An activist interrupted a press conference by Carlos Vecchio, the US representative of Venezuelan opposition leader and interim-President Juan Guaidó, in Washington, DC on Thursday to denounce the Venezuelan opposition and United States policy towards Venezuela.
Medea Benjamin, a co-founder of the women-led peace group CODEPINK, took the microphone at the event for nearly two minutes to denounce Vecchio and US policy backing Guaidó.
Vecchio can be seen standing behind Benjamin and signaling to people in the room to let her speak. While she was behind the podium, Benjamin made the following statement:
I want to say these people are fraud. They don’t represent the Venezuelan people. They are representing the US-orchestrated coup.
This is a very dangerous situation. They want to create a crisis at the border that would be a justification for US intervention. This has nothing to do with a humanitarian situation. Indeed for a humanitarian situation, the US would lift the economic sanctions that have exacerbated the crisis.

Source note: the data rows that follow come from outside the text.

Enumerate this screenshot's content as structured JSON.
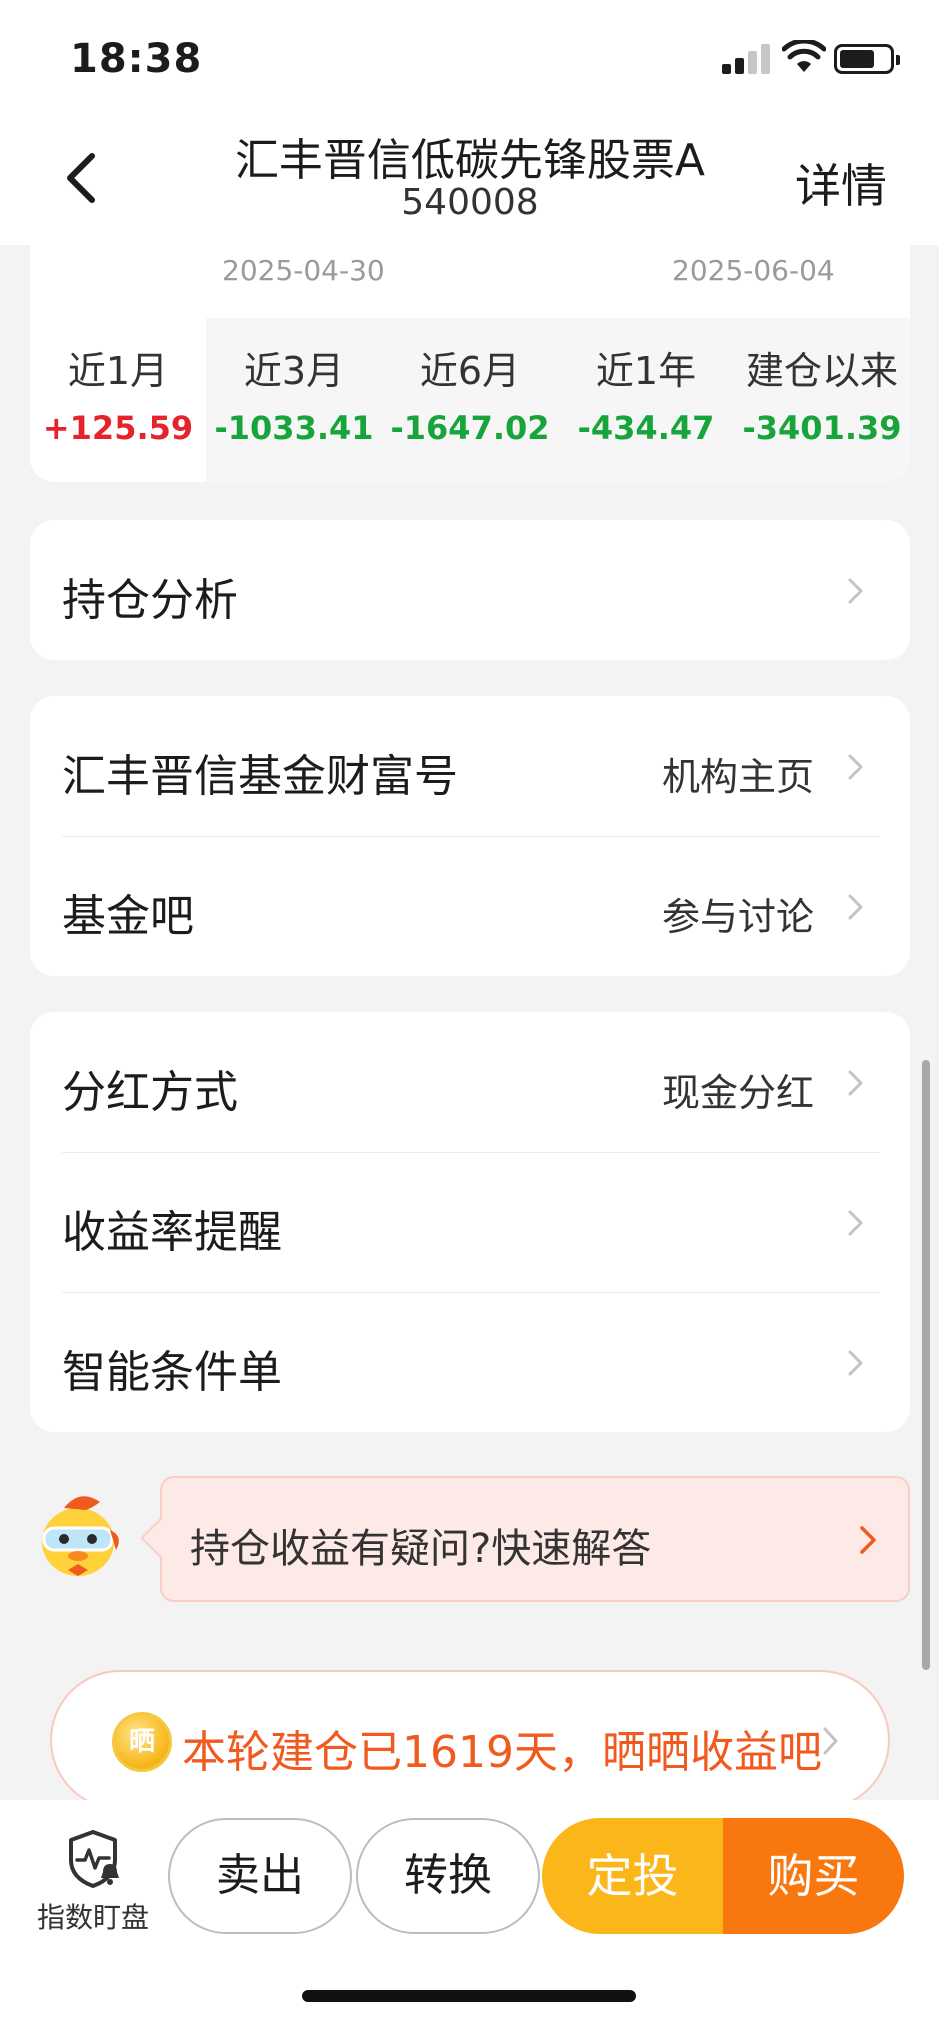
{
  "status_bar": {
    "time": "18:38"
  },
  "nav": {
    "title": "汇丰晋信低碳先锋股票A",
    "code": "540008",
    "detail_label": "详情"
  },
  "returns": {
    "date_start": "2025-04-30",
    "date_end": "2025-06-04",
    "periods": [
      {
        "label": "近1月",
        "value": "+125.59"
      },
      {
        "label": "近3月",
        "value": "-1033.41"
      },
      {
        "label": "近6月",
        "value": "-1647.02"
      },
      {
        "label": "近1年",
        "value": "-434.47"
      },
      {
        "label": "建仓以来",
        "value": "-3401.39"
      }
    ],
    "colors": {
      "positive": "#e6232a",
      "negative": "#17a43a"
    }
  },
  "holdings_card": {
    "title": "持仓分析"
  },
  "org_card": {
    "rows": [
      {
        "title": "汇丰晋信基金财富号",
        "right": "机构主页"
      },
      {
        "title": "基金吧",
        "right": "参与讨论"
      }
    ]
  },
  "settings_card": {
    "rows": [
      {
        "title": "分红方式",
        "right": "现金分红"
      },
      {
        "title": "收益率提醒",
        "right": ""
      },
      {
        "title": "智能条件单",
        "right": ""
      }
    ]
  },
  "help": {
    "text": "持仓收益有疑问?快速解答"
  },
  "share": {
    "coin_char": "晒",
    "text": "本轮建仓已1619天，晒晒收益吧"
  },
  "bottom_bar": {
    "watch_label": "指数盯盘",
    "sell": "卖出",
    "switch": "转换",
    "plan": "定投",
    "buy": "购买"
  },
  "icons": {
    "back": "chevron-left-icon",
    "row_arrow": "chevron-right-icon",
    "watch": "shield-pulse-bell-icon",
    "coin": "coin-icon",
    "mascot": "duck-mascot-icon"
  }
}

The issue at the border now is something that is politicizing humanitarian aid. That is why the Red Cross, the United Nations, and all the legitimate humanitarian groups have insisted they will not touch this aid.
What we need now is negotiations. These people here want to take Venezuela to a path of civil war and US intervention. What the Venezuelan people need is negotiations mediated by Mexico … by the Uruguayans and by the Vatican.
So let’s say that if you indeed care about the people of Venezuela you will be calling for negotiations, you will not recognize these people who are willing pawns in a Trump orchestrated coup d’etat.
Thank you for listening to the voice of reason. Gracias.
Benjamin’s message is largely reflected on CODEPINK‘s website:
The U.S. is orchestrating a coup in Venezuela that is likely to lead to bloodshed — even civil war. Instead of meddling in the internal affairs of another country, the U.S. should be supporting peaceful dialogue facilitated by mediators such as Mexico, Uruguay, and the Pope. We have seen the effects of past U.S. backed coups in Latin America — Guatemala in 1953, Chile in 1973, Honduras in 2009. It always turns out disastrous for the people — as is evidenced by people fleeing U.S.-orchestrated violence across Latin America and seeking refuge at the U.S.-Mexico border.
After Benjamin left the stage, Vicchio, who had been standing behind the protester as she spoke, stepped up to the podium. He thanked Benjamin and gave the following response:
You know for doing that in Venezuela, I’m facing an order of arrest in my country. If you do that in Venezuela, you could be in jail. If you do that in Venezuela, you can be killed.
So one of the reasons why I’m here is because I’m facing an order of arrest only for expressing my political ideas.
The disruption at the press conference in Washington, DC, demonstrates how polarizing the issue of US policy towards Venezuela.
President Donald Trump made clear in a speech in Florida that he is no fan of Nicolás Maduro or his socialist government.
Some on the political left in the United States, such as Medea Benjamin, are concerned that President Donald Trump will use force to overthrow Nicolás Maduro. Such concerns are not unwarranted.
In his new book, former acting director of the Federal Bureau of Investigation Andrew McCabe recounts that Trump questioned why the US was not at war with Venezuela. Although Trump has attacked McCabe and his book nine times on Twitter in as many days, the passage about Trump’s attitude towards Venezuela matches previous reporting.
According to the Associated Press, in an August 2017 meeting with top officials in his administration regarding sanctions, Trump questioned why the US couldn’t just invade Venezuela?
Then-National Security Advisor McMaster and then-Secretary of State Rex Tillerson spent several minutes explaining to the president the problems with military intervention in Venezuela.
Trump discussed the possibility of military intervention at least two other times with foreign officials including then-president of Colombia, Juan Manuel Santos.
The crisis in Venezuela is quickly escalating over the delivery of humanitarian aid from the United States. Secretary of State Mike Pompeo and the Venezuelan opposition plan to attempt to bring the aid into the country this weekend.